[Part of VARIABLES, a series of essays on the art and politics of Jean-Luc Godard]
Before Jean-Luc Godard began his storied career as a film director, he was a critic for the influential magazine Cahiers du cinéma. Mentored by the great film theorist André Bazin, and working alongside other “young Turks” such as François Truffaut, Eric Rohmer and Claude Chabrol, Godard wrote passionately and wrestled with issues of form and politics in cinema. The relationship between the content of a film and its form, and the extent to which both could be said to be political, would come to define much of his own work as a director. Indeed, filmmaking for Godard was a form of criticism, and an examination of his writing reveals much of this criticism at work.
One of Godard’s most well-known writings is “Towards a Political Cinema,” published in Gazette du cinéma in 1950. Like many of his later pieces for Cahiers du cinéma, “Towards a Political Cinema” is a very telling glimpse into a mind continually considering the meaning of film, and what its own contribution to the art form could be. While its tone is a bit hyperbolic, it is nonetheless an earnest and thoughtful examination of the formal elements of cinema.

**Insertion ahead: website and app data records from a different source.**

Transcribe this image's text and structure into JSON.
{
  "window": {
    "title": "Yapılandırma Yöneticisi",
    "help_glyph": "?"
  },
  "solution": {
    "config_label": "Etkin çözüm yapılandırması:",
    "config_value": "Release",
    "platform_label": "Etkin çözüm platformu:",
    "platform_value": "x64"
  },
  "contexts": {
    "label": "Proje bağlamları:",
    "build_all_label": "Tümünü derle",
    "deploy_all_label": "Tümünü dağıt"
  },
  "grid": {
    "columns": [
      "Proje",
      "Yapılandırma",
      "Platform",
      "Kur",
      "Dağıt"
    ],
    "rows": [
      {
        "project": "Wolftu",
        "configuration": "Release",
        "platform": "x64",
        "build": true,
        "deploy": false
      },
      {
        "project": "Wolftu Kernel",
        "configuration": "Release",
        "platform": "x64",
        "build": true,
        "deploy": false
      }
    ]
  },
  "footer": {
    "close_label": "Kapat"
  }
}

Godard admires the Soviet film The Young Guard (1948) for the ramifications he sees beyond its images. For example, the image of a sudden outburst of tears has significance not only for its own emotional power, but also as a symbolic act. “[The shot] takes on its real function of sign, indicating something in whose place it appears.”
This idea of signs functioning as stand-ins characterizes many of Godard’s films. His 60s films, for example, frequently played with the concept of genre, utilizing symbolism to draw attention to narrative devices themselves. In Pierrot le fou, his jarring use of dramatic music calls attention to the purpose it serves, not only in his film, but in all films.

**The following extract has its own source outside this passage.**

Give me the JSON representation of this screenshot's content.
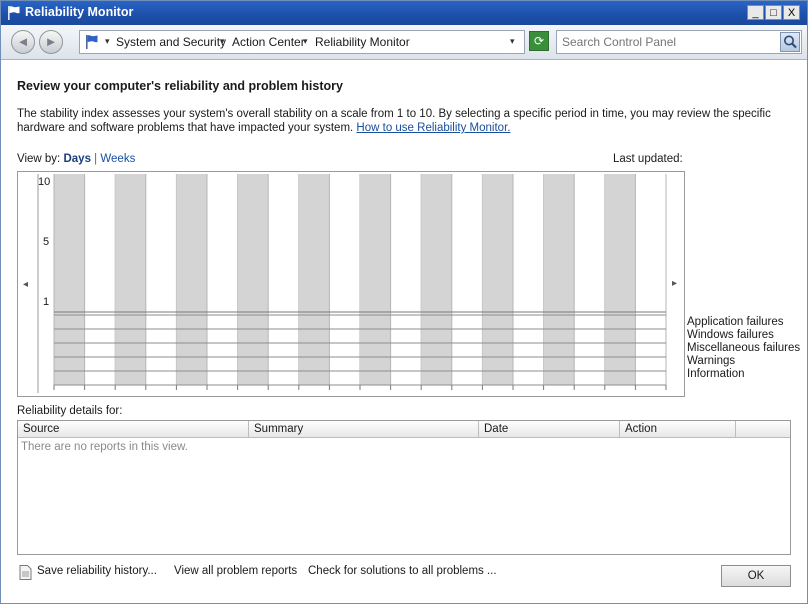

This recalls another of Godard’s critical assertions he made in a review of Hitchcock’s The Man Who Knew Too Much: “People say that Hitchcock lets the wires show too often. But because he shows them they are no longer wires. They are the pillars of a marvelous architectural design made to withstand our scrutiny.” Godard would often come to let the wires show in his films. By manipulating images and sounds, he demanded that audiences consider and wrestle with the significance of the wires themselves, not merely with the ideas that they symbolize.

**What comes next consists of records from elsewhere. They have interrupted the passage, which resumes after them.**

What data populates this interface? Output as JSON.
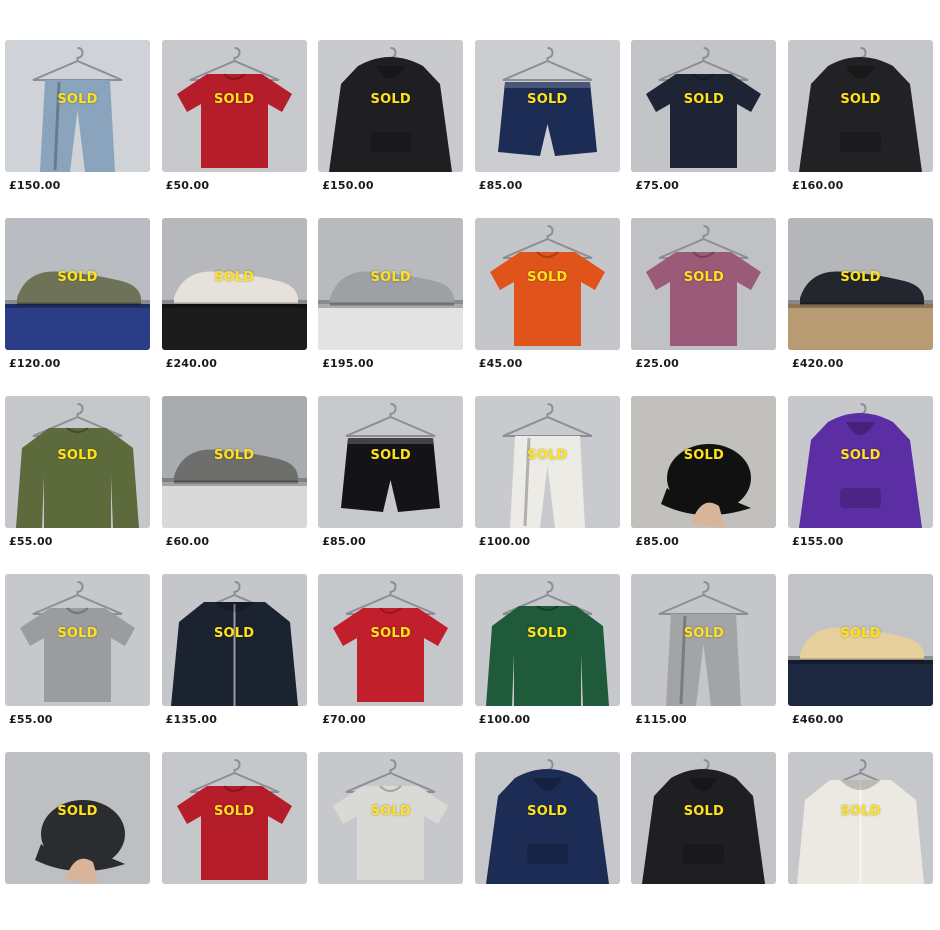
{
  "sold_label": "SOLD",
  "listings": [
    {
      "price": "£150.00",
      "kind": "trousers",
      "bg": "#cfd2d6",
      "color": "#8aa4bd"
    },
    {
      "price": "£50.00",
      "kind": "tshirt",
      "bg": "#c8c9cc",
      "color": "#b51d2a"
    },
    {
      "price": "£150.00",
      "kind": "hoodie",
      "bg": "#c9cacd",
      "color": "#1f1f22"
    },
    {
      "price": "£85.00",
      "kind": "shorts",
      "bg": "#cbcdd0",
      "color": "#1d2c55"
    },
    {
      "price": "£75.00",
      "kind": "tshirt",
      "bg": "#c3c4c7",
      "color": "#1e2433"
    },
    {
      "price": "£160.00",
      "kind": "hoodie",
      "bg": "#c6c7ca",
      "color": "#222224"
    },
    {
      "price": "£120.00",
      "kind": "shoebox",
      "bg": "#b9bcc0",
      "color": "#6e7358",
      "box": "#2b3d87"
    },
    {
      "price": "£240.00",
      "kind": "shoebox",
      "bg": "#b6b8bb",
      "color": "#e6e2da",
      "box": "#1b1b1c"
    },
    {
      "price": "£195.00",
      "kind": "shoebox",
      "bg": "#b8babd",
      "color": "#9da0a4",
      "box": "#e3e3e3"
    },
    {
      "price": "£45.00",
      "kind": "tshirt",
      "bg": "#c4c6c9",
      "color": "#e0541c"
    },
    {
      "price": "£25.00",
      "kind": "tshirt",
      "bg": "#c0c1c4",
      "color": "#9a5a78"
    },
    {
      "price": "£420.00",
      "kind": "shoebox",
      "bg": "#b4b6b9",
      "color": "#22262e",
      "box": "#b89a73"
    },
    {
      "price": "£55.00",
      "kind": "sweater",
      "bg": "#c5c7ca",
      "color": "#5d6a3c"
    },
    {
      "price": "£60.00",
      "kind": "shoebox",
      "bg": "#a9acaf",
      "color": "#6e6e6c",
      "box": "#d9d9d9"
    },
    {
      "price": "£85.00",
      "kind": "shorts",
      "bg": "#c8c9cc",
      "color": "#141416"
    },
    {
      "price": "£100.00",
      "kind": "trousers",
      "bg": "#c9cacd",
      "color": "#ecebe6"
    },
    {
      "price": "£85.00",
      "kind": "cap",
      "bg": "#c2c0bc",
      "color": "#111111"
    },
    {
      "price": "£155.00",
      "kind": "hoodie",
      "bg": "#c7c8cb",
      "color": "#5b2ea3"
    },
    {
      "price": "£55.00",
      "kind": "tshirt",
      "bg": "#c7c8cb",
      "color": "#9a9c9e"
    },
    {
      "price": "£135.00",
      "kind": "jacket",
      "bg": "#c4c6c9",
      "color": "#1c2330"
    },
    {
      "price": "£70.00",
      "kind": "tshirt",
      "bg": "#c6c7ca",
      "color": "#c21f2c"
    },
    {
      "price": "£100.00",
      "kind": "sweater",
      "bg": "#c6c8cb",
      "color": "#1f5a3b"
    },
    {
      "price": "£115.00",
      "kind": "trousers",
      "bg": "#c5c6c9",
      "color": "#a3a4a6"
    },
    {
      "price": "£460.00",
      "kind": "shoebox",
      "bg": "#c1c3c6",
      "color": "#e5cf9c",
      "box": "#1b2840"
    },
    {
      "price": "",
      "kind": "cap",
      "bg": "#bdbfc2",
      "color": "#2a2c30"
    },
    {
      "price": "",
      "kind": "tshirt",
      "bg": "#c6c7ca",
      "color": "#b51d2a"
    },
    {
      "price": "",
      "kind": "tshirt",
      "bg": "#c7c8cb",
      "color": "#d9d9d6"
    },
    {
      "price": "",
      "kind": "hoodie",
      "bg": "#c6c7ca",
      "color": "#1d2c55"
    },
    {
      "price": "",
      "kind": "hoodie",
      "bg": "#c3c4c7",
      "color": "#1f1f22"
    },
    {
      "price": "",
      "kind": "jacket",
      "bg": "#c6c7ca",
      "color": "#ece9e2"
    }
  ]
}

“Towards a Political Cinema” also convinces us of the great importance he and other critics and filmmakers of his era placed in the filmic image, as an art form, a political tool and a cognitive device. We sense his profound belief in the power of film, for example, in his political reading of Soviet film: “No doubt only Russia feels at this moment that the images moving across its screens are those of its own destiny.”
Godard himself feels this destiny, the great importance of the image, and he makes it known to us through his films. “Towards a Political Cinema” urges viewers to think critically about the intense symbolic power of the filmic image, just as Godard’s future films will force viewers to confront the suggestive power of his own images.